Subject Guide & Modules
An innovative, 2-year Masters programme taught in Birmingham and in New York State (less than an hour by train to Manhattan), which offers students a comparative international perspective on forensic linguistic theory and practice. Students spend the first year at Aston University
’s Centre for Forensic Linguistics and the second year of study at Hofstra University’s Forensic Linguistics Project. Successful students will be awarded a full MA from each institution to make up the double award.
Whilst at Aston students are offered identical modules to that of the single MA Forensic Linguistics and will also complete a dissertation whilst studying at Aston.
Successful completion of modules and dissertation is a precondition to progressing to the Hofstra year of study
Learning, Teaching and Assessment
You will take part in interactive seminars, presentations and group work as well as attending lectures and tutorials. There are also opportunities for individual research and supervised practical work. Successful completion of the taught modules is a precondition for proceeding to a 15,000 word dissertation leading to the MA.
The course is for students interested in a career in research in this important and growing area, or those whose existing careers would be advanced by specialised training. The course is also an excellent foundation for studies at PhD level.
The School of Languages and Social Sciences at Aston University
is one of only a handful of academic units in the UK to span both the Humanities and Social Sciences. In doing so, it draws on a particularly rich and distinguished tradition of teaching, scholarship and research.

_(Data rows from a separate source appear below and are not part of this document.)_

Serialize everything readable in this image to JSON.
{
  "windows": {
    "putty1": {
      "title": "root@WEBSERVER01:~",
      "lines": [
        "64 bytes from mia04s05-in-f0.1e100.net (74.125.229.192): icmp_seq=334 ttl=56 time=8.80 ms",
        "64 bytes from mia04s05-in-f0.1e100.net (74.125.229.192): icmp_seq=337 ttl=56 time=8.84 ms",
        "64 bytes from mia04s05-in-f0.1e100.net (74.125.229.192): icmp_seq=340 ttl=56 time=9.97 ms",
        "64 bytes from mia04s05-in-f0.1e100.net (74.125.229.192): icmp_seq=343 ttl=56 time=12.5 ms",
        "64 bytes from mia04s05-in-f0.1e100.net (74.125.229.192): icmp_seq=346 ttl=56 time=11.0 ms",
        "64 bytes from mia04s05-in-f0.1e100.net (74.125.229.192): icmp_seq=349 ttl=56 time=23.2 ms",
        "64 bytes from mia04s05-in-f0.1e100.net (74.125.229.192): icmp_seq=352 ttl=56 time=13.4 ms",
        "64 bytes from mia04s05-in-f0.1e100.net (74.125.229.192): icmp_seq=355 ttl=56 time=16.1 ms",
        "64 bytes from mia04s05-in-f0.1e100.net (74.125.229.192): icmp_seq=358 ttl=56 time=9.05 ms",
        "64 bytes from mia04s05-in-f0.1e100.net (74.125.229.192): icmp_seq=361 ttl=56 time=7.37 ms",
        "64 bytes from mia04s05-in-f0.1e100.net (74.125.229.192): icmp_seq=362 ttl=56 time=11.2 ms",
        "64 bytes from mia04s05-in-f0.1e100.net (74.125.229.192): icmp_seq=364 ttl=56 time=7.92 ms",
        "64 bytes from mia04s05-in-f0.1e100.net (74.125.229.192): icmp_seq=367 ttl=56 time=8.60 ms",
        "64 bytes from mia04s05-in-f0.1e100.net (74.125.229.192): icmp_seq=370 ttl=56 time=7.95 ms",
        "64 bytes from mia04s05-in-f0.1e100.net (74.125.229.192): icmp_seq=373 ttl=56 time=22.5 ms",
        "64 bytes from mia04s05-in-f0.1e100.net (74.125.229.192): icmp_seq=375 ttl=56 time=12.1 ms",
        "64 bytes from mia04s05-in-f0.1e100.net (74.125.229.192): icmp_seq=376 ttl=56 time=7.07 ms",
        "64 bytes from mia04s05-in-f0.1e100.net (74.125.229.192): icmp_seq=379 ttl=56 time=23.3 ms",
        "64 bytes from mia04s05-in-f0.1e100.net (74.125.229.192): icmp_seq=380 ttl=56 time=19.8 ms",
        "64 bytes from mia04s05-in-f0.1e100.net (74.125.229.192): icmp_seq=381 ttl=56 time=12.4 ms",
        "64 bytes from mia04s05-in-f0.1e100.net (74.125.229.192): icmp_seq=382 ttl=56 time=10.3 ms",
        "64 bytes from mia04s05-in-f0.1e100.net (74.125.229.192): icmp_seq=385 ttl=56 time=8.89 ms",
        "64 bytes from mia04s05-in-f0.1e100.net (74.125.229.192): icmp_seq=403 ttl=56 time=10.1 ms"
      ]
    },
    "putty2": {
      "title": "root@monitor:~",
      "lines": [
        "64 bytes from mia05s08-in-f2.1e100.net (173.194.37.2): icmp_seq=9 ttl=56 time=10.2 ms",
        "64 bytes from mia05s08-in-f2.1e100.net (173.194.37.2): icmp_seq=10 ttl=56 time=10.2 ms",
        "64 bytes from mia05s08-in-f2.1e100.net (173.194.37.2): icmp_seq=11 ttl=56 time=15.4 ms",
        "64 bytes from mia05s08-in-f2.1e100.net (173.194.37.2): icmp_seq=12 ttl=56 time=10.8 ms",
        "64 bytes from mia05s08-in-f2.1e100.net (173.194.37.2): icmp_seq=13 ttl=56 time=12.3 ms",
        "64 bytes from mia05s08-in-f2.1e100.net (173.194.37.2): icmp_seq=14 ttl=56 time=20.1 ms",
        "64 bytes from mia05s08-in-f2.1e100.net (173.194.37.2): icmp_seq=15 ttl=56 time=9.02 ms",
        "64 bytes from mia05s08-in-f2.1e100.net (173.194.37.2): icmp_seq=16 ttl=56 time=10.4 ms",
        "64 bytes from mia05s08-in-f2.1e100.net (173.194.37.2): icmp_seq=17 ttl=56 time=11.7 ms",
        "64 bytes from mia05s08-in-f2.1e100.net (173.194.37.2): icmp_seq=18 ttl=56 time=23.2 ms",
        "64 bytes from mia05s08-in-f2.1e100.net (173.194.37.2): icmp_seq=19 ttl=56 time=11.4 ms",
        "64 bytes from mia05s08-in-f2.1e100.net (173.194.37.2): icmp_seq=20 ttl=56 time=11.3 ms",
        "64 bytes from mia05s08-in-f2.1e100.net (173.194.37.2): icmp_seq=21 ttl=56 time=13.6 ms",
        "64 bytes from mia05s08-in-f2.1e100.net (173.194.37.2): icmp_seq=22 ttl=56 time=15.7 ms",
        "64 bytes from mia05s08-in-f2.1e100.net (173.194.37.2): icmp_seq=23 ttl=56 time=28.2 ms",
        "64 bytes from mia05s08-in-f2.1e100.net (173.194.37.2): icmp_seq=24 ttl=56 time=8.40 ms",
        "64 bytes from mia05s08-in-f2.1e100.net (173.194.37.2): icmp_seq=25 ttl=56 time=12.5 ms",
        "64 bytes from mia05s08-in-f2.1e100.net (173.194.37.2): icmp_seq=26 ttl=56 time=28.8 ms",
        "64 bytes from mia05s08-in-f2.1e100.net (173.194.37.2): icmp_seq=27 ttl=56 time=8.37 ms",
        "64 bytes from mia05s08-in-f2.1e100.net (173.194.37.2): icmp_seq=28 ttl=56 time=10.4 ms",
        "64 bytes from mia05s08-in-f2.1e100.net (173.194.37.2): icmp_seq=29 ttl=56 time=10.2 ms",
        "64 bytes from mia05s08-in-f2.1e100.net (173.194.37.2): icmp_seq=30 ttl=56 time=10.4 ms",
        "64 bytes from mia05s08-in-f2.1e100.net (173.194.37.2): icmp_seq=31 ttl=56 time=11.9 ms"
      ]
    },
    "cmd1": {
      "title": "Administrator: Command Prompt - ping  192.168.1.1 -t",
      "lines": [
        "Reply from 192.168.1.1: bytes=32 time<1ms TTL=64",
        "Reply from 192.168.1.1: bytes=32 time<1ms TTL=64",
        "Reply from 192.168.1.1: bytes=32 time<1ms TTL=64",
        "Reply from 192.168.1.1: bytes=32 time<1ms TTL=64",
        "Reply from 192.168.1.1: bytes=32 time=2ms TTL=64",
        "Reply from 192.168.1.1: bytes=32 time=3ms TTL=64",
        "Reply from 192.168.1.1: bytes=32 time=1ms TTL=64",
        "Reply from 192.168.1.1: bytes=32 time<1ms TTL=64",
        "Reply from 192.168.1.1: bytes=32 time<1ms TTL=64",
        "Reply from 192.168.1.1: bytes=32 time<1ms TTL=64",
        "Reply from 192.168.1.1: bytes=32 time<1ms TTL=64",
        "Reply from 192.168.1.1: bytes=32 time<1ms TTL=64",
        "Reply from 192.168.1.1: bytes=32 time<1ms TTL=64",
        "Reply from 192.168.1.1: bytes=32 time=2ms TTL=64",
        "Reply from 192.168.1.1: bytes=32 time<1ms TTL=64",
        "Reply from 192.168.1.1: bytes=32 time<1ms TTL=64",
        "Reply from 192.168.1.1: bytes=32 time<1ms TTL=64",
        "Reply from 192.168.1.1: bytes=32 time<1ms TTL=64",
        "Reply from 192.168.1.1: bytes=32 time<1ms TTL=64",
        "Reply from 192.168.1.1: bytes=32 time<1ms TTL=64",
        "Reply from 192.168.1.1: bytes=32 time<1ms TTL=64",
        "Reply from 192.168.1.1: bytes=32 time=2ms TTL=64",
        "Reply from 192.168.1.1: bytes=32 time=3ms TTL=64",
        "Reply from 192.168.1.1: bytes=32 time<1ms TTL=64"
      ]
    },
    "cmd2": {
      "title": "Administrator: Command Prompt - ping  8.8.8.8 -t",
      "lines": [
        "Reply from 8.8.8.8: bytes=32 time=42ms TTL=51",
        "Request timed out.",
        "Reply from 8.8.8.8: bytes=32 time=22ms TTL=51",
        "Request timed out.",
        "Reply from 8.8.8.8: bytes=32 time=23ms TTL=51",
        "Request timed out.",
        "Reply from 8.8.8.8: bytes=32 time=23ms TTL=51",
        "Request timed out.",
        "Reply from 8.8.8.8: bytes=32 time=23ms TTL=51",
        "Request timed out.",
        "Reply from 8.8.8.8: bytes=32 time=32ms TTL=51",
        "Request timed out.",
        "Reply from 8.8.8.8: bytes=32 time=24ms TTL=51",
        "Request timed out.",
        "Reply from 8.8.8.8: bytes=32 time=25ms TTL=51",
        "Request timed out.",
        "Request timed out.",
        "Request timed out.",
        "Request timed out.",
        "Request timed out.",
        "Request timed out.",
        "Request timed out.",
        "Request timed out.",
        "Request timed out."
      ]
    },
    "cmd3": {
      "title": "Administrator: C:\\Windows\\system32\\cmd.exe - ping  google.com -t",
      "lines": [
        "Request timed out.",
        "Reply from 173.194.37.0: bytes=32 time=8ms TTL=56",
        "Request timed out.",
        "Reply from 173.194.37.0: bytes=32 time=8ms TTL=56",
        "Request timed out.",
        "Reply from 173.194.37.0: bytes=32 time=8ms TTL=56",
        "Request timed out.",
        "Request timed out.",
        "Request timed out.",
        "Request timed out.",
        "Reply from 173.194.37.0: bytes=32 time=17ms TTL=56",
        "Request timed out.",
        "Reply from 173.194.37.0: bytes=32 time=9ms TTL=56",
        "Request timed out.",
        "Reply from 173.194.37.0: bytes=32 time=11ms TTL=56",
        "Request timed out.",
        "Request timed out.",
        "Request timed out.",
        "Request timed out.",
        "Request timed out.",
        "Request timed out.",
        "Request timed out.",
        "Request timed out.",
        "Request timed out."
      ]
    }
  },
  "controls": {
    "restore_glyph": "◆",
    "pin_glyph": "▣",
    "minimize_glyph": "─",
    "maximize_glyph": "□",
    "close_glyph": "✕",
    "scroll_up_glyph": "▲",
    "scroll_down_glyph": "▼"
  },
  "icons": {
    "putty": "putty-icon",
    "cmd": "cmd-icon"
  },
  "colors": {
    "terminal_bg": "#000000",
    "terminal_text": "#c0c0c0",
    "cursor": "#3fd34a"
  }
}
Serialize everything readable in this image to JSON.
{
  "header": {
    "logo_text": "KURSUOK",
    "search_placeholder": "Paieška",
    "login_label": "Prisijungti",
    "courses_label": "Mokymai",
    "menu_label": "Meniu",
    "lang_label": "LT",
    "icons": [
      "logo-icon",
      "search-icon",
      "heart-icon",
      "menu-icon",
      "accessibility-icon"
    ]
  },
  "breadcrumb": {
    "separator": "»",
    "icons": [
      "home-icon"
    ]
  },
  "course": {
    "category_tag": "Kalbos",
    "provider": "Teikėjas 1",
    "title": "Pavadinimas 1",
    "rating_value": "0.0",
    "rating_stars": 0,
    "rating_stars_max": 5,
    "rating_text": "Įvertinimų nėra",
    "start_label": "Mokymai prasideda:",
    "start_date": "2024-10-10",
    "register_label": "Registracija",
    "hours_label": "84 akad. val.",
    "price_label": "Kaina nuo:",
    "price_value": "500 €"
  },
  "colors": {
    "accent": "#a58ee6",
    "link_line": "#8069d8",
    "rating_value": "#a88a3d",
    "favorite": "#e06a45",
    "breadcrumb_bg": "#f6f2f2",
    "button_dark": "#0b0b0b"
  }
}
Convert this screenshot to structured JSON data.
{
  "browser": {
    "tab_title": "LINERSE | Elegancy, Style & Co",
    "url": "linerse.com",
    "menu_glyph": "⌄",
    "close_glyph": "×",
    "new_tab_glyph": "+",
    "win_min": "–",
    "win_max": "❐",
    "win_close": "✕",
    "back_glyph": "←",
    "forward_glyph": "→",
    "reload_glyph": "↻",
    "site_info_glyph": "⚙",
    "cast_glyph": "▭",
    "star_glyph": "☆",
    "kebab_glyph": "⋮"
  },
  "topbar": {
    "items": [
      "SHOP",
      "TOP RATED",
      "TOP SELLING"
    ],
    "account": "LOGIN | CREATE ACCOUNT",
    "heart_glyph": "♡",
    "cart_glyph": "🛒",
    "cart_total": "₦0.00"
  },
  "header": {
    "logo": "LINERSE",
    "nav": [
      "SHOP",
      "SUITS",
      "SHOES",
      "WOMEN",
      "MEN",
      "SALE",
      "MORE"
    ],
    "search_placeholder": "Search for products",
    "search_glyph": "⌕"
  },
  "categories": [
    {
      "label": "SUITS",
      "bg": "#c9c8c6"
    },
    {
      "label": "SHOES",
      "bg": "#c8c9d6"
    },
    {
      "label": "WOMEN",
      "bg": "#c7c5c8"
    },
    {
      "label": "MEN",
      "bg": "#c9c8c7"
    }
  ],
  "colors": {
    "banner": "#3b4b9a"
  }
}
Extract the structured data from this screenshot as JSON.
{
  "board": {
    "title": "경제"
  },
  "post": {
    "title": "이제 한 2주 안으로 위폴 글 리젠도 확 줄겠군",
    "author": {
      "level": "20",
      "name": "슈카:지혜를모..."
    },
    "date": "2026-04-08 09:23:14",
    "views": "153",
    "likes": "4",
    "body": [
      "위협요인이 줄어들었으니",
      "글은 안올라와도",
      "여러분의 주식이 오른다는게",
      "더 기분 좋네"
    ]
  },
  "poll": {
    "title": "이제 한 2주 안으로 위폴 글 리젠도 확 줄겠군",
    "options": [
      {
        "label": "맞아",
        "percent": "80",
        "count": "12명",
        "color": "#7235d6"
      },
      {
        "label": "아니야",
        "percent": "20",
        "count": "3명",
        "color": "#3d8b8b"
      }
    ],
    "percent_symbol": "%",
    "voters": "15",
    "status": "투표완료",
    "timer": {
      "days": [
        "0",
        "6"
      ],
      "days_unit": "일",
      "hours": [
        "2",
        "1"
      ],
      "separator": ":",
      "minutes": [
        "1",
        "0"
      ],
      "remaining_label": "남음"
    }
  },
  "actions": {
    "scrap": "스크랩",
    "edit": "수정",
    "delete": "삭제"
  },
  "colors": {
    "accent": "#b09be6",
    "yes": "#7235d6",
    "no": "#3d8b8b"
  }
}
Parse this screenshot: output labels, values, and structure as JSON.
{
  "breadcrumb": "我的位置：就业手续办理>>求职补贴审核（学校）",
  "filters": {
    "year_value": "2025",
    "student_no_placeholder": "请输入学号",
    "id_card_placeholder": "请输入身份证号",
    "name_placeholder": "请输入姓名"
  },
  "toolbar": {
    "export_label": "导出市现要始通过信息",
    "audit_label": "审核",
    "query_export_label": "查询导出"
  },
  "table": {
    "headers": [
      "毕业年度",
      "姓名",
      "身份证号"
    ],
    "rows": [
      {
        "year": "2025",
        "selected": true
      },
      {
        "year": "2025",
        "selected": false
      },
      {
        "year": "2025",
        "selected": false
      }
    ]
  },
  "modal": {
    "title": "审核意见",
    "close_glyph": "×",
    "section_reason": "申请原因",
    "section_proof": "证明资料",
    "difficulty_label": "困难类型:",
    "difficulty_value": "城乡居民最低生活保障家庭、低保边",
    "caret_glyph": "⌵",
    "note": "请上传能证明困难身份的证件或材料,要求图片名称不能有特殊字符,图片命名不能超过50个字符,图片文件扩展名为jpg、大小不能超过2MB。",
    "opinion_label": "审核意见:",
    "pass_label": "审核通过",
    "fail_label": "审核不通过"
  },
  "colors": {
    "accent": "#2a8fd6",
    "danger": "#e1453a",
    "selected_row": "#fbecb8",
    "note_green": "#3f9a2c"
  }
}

During the 1970s and 1980s, the Department of Modern Languages (French, German, Linguistics), as it was then known, was one of the UK’s pioneers of the study of language in contemporary society. In 1995, reflecting the growing interest in and awareness of Europe, it became the School of Languages and European Studies. In 2004, we adopted our current title.
Since then, the School has grown rapidly in student numbers and in its academic coverage and now comprises four academic subject groups: English Language, Languages and Translation Studies, Politics and International Relations as well as Sociology and Policy. The School also hosts the Centre for English Language and Communication at Aston (CELCA).
This combination of subjects is almost unique in British Higher Education and leaves the School ideally-placed to investigate how language and society function, both in their own context and in relation to each other. The School is led by its Executive Dean, Professor Simon Green, along with a team of Associate Deans and the Heads of Subject Groups. The School is supported in its work by an Advisory Board comprising key stakeholders in the city of Birmingham and beyond.
Today, therefore, the School of Languages and Social Sciences is a closely integrated, innovative, multilingual and multidisciplinary School with an international outlook. Our degree programmes combine a rigorous disciplinary grounding with a cross-disciplinary, practical and issue-focused perspective. Our main research centres, Aston Centre for Europe (ACE), The Centre for Forensic Linguistics (CFL), The Centre for Critical Inquiry into Society and Culture (CCISC), The Centre for Language Education Research at Aston (CLERA) are leaders in their respective fields. We work closely with schools and local partners, both through our research centres and through Routes into Languages and Network for Languages. We play a major role in the University’s Forward 2020 strategy, through providing the Languages for All programme, our research, our placements and our high levels of student satisfaction. In short, the School is at the forefront of delivering ‘employable graduates, exploitable research’.
Find out how to apply here - http://www.aston.ac.uk/study/postgraduate/apply/